The lower front tooth had supraerupted because of severe periodontitis (gum disease) and exhibited complete bone loss in the x-ray. A splint made of orthodontic wire and composite bonding was placed behind these lower front teeth and then the biting edge of this tooth was adjusted to make it even with the adjacent teeth. Then the apical (lower) half of this tooth was resected (cut) and then extracted leaving the remaining half intact within the splint (see x-ray). Composite Resin Bonding was then placed between the teeth to hide the wire splint from a front view. Lastly, the broken two upper front teeth were bonded.
A Russian investment banker came from Moscow for fast and esthetic replacement of an upper front broken tooth. Understanding the etiology of the fracture, and treating it, will help prevent recurrence. In this case, the supraeruption of the lower front teeth need incisal adjustment and then removable orthodontic retention.

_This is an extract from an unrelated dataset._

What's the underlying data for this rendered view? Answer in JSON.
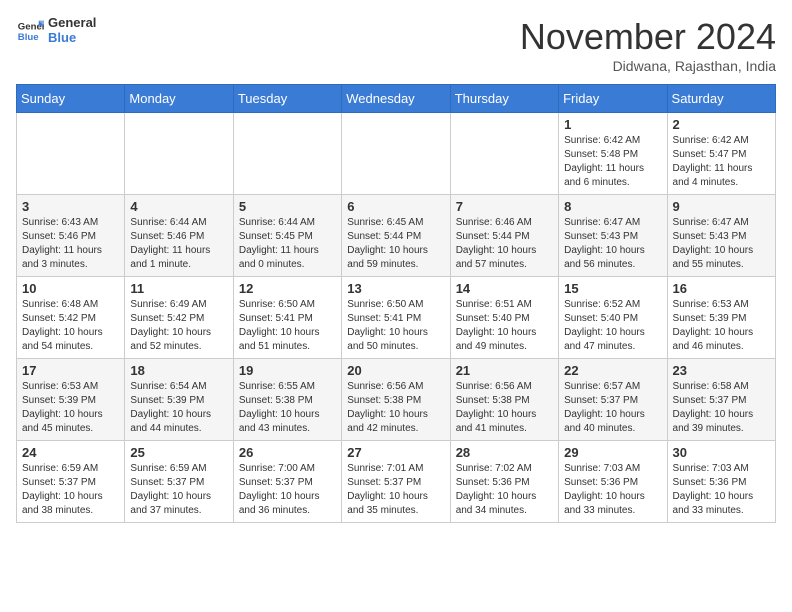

How to treat supraeruption of a loose upper front tooth. Photo 1) The upper right central incisor #8 has supra-erupted resulting in a diastema – gap space. 2) The x-ray shows severe bone loss but this patient wanted to try to keep this tooth for as long as possible. The black dotted line shows the location for a potential root resection if necessary. Root planing was performed after a teeth splint was placed. The patient will return in three months to reevaluate periodontal healing with the Periodontist and the potential need for the root resection. 3) Palatal photo of the dental splint between teeth #’s 7 – 9. 4) Post-op photos taken on the same day. Notice the diastema space was closed with bonding to hide the splint and the incisal edge of #8 was reduced.

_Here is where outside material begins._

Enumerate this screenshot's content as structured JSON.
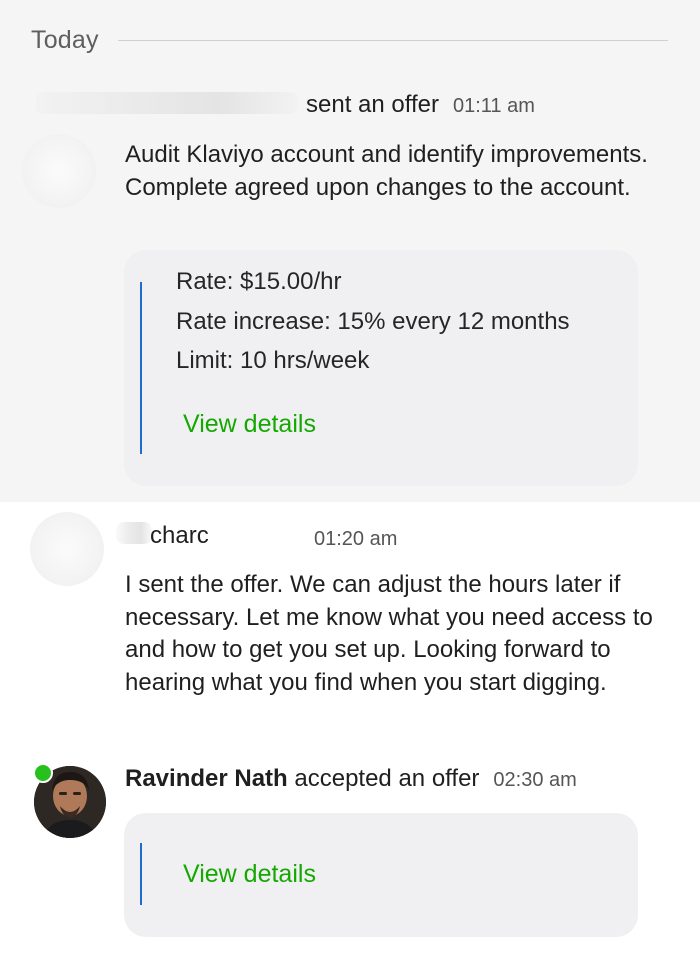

Supraeruption is commonly seen in upper front teeth where there is periodontal gum disease and a traumatic occlusion – bad teeth bite. How to treatment of supra-eruption for a maxillary central incisor #9. 1) & 2) Pre-operative photograph and radiograph. Note the angular bony defect in the x-ray. The patient reported that the tooth was getting longer and that he never previously had the gap space between his two front teeth. This patient was also a smoker. 3) Palatal photo of the extracoronal teeth splint placed between teeth #’s 8 & 9. 4) Post-operative image one hour later. Teeth bonding was placed to close the space also hides the palatal splint. The incisal edge of #9 was shortened and the occlusion teeth bite was checked and adjusted for fremitus – tooth vibration upon closing. Root planing was next performed and the patient placed on a three-month periodontal reevaluation.
Diagnosis of the etiology of supraeruption. This patient was only in her 20’s but she already had significant periodontal gum disease. 1) Front photo. 2) Side photo. 3) Occlusal picture. 4) Xray. The patient was informed about the severe periodontal condition and that the prognosis for this tooth was poor. She was informed that a thorough check-up with a Periodontist was recommended. Orthodontics teeth braces is contra-indicated here because of the severe periodontal gum problem. If the patient wants to try to maintain this tooth as long as possible then treatment could include: scaling and root planing, open flap debridement if necessary, root canal therapy and dental crown (for esthetics) and possibly a teeth splint. Treatment, otherwise, could just include scaling and root planing and incisal adjustment. I have found that many patients prefer to ease into the idea of an extraction of a front tooth since it can be very emotionally traumatic.
Supraeruption occurs when a tooth continues to grow out of the gum if the opposing tooth in the opposite jaw is missing. Treatment involves placing a tooth in the missing space and adjusting the height of the supra-erupted tooth.